● ASSIGNMENT:
Restate the entries below verbatim.

● ENTRIES SUPPLIED:

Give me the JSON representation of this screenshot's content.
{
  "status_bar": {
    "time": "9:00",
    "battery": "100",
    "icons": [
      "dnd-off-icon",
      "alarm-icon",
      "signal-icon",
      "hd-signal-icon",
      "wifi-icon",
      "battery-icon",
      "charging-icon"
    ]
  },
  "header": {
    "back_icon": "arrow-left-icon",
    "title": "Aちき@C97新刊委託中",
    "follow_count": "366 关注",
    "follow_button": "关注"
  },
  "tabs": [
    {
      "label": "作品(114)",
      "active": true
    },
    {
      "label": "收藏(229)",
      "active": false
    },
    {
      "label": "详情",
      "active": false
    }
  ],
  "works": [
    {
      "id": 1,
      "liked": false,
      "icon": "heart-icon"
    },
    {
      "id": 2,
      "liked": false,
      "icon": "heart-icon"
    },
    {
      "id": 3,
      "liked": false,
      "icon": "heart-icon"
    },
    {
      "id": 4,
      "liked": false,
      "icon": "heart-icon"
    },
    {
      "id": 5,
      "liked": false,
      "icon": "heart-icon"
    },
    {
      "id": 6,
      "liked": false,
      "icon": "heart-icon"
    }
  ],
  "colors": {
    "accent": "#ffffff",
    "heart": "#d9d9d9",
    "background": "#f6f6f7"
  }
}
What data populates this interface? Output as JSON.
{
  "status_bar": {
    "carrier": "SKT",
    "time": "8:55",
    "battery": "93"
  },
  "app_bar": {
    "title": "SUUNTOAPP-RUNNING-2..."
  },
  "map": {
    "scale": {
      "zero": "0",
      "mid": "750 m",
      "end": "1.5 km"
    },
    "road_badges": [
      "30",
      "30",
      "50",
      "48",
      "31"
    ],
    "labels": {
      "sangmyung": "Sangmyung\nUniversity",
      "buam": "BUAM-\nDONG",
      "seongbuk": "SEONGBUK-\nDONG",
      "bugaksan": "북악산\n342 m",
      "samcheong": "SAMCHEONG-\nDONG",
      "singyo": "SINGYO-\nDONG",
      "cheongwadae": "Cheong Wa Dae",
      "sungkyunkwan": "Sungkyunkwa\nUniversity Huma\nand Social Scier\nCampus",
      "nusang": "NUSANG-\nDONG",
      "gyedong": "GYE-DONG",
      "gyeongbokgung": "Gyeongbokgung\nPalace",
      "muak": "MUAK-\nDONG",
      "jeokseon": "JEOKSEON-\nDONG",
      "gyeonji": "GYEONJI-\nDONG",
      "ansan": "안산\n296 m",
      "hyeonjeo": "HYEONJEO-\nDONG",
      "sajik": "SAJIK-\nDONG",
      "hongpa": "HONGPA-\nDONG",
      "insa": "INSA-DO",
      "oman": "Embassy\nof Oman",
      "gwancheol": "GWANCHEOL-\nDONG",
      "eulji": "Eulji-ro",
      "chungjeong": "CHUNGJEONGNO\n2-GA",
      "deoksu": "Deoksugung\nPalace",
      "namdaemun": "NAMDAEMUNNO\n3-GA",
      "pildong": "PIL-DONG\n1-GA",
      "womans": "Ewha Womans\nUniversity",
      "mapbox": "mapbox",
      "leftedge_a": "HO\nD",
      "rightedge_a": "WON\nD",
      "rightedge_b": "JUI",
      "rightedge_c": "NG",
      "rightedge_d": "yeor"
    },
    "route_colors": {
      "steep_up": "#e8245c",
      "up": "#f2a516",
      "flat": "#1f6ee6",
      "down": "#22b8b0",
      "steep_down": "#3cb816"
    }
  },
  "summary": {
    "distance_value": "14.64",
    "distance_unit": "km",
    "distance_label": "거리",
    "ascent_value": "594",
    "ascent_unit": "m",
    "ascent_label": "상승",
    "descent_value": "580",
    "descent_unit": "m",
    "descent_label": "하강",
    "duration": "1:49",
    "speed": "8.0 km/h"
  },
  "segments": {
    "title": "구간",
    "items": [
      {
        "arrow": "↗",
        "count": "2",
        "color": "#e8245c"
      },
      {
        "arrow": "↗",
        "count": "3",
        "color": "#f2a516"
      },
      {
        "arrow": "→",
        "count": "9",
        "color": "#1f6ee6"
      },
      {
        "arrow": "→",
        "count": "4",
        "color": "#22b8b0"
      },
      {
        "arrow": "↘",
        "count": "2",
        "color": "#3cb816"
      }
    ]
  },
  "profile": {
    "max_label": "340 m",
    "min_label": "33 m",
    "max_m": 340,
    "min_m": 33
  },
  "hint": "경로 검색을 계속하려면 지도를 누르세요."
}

● ANSWER AREA:
Give me the JSON representation of this screenshot's content.
{
  "status_bar": {
    "time": "9:00",
    "battery": "100",
    "icons": [
      "dnd-off-icon",
      "alarm-icon",
      "signal-icon",
      "hd-signal-icon",
      "wifi-icon",
      "battery-icon",
      "charging-icon"
    ]
  },
  "header": {
    "back_icon": "arrow-left-icon",
    "title": "Aちき@C97新刊委託中",
    "follow_count": "366 关注",
    "follow_button": "关注"
  },
  "tabs": [
    {
      "label": "作品(114)",
      "active": true
    },
    {
      "label": "收藏(229)",
      "active": false
    },
    {
      "label": "详情",
      "active": false
    }
  ],
  "works": [
    {
      "id": 1,
      "liked": false,
      "icon": "heart-icon"
    },
    {
      "id": 2,
      "liked": false,
      "icon": "heart-icon"
    },
    {
      "id": 3,
      "liked": false,
      "icon": "heart-icon"
    },
    {
      "id": 4,
      "liked": false,
      "icon": "heart-icon"
    },
    {
      "id": 5,
      "liked": false,
      "icon": "heart-icon"
    },
    {
      "id": 6,
      "liked": false,
      "icon": "heart-icon"
    }
  ],
  "colors": {
    "accent": "#ffffff",
    "heart": "#d9d9d9",
    "background": "#f6f6f7"
  }
}
What data populates this interface? Output as JSON.
{
  "status_bar": {
    "carrier": "SKT",
    "time": "8:55",
    "battery": "93"
  },
  "app_bar": {
    "title": "SUUNTOAPP-RUNNING-2..."
  },
  "map": {
    "scale": {
      "zero": "0",
      "mid": "750 m",
      "end": "1.5 km"
    },
    "road_badges": [
      "30",
      "30",
      "50",
      "48",
      "31"
    ],
    "labels": {
      "sangmyung": "Sangmyung\nUniversity",
      "buam": "BUAM-\nDONG",
      "seongbuk": "SEONGBUK-\nDONG",
      "bugaksan": "북악산\n342 m",
      "samcheong": "SAMCHEONG-\nDONG",
      "singyo": "SINGYO-\nDONG",
      "cheongwadae": "Cheong Wa Dae",
      "sungkyunkwan": "Sungkyunkwa\nUniversity Huma\nand Social Scier\nCampus",
      "nusang": "NUSANG-\nDONG",
      "gyedong": "GYE-DONG",
      "gyeongbokgung": "Gyeongbokgung\nPalace",
      "muak": "MUAK-\nDONG",
      "jeokseon": "JEOKSEON-\nDONG",
      "gyeonji": "GYEONJI-\nDONG",
      "ansan": "안산\n296 m",
      "hyeonjeo": "HYEONJEO-\nDONG",
      "sajik": "SAJIK-\nDONG",
      "hongpa": "HONGPA-\nDONG",
      "insa": "INSA-DO",
      "oman": "Embassy\nof Oman",
      "gwancheol": "GWANCHEOL-\nDONG",
      "eulji": "Eulji-ro",
      "chungjeong": "CHUNGJEONGNO\n2-GA",
      "deoksu": "Deoksugung\nPalace",
      "namdaemun": "NAMDAEMUNNO\n3-GA",
      "pildong": "PIL-DONG\n1-GA",
      "womans": "Ewha Womans\nUniversity",
      "mapbox": "mapbox",
      "leftedge_a": "HO\nD",
      "rightedge_a": "WON\nD",
      "rightedge_b": "JUI",
      "rightedge_c": "NG",
      "rightedge_d": "yeor"
    },
    "route_colors": {
      "steep_up": "#e8245c",
      "up": "#f2a516",
      "flat": "#1f6ee6",
      "down": "#22b8b0",
      "steep_down": "#3cb816"
    }
  },
  "summary": {
    "distance_value": "14.64",
    "distance_unit": "km",
    "distance_label": "거리",
    "ascent_value": "594",
    "ascent_unit": "m",
    "ascent_label": "상승",
    "descent_value": "580",
    "descent_unit": "m",
    "descent_label": "하강",
    "duration": "1:49",
    "speed": "8.0 km/h"
  },
  "segments": {
    "title": "구간",
    "items": [
      {
        "arrow": "↗",
        "count": "2",
        "color": "#e8245c"
      },
      {
        "arrow": "↗",
        "count": "3",
        "color": "#f2a516"
      },
      {
        "arrow": "→",
        "count": "9",
        "color": "#1f6ee6"
      },
      {
        "arrow": "→",
        "count": "4",
        "color": "#22b8b0"
      },
      {
        "arrow": "↘",
        "count": "2",
        "color": "#3cb816"
      }
    ]
  },
  "profile": {
    "max_label": "340 m",
    "min_label": "33 m",
    "max_m": 340,
    "min_m": 33
  },
  "hint": "경로 검색을 계속하려면 지도를 누르세요."
}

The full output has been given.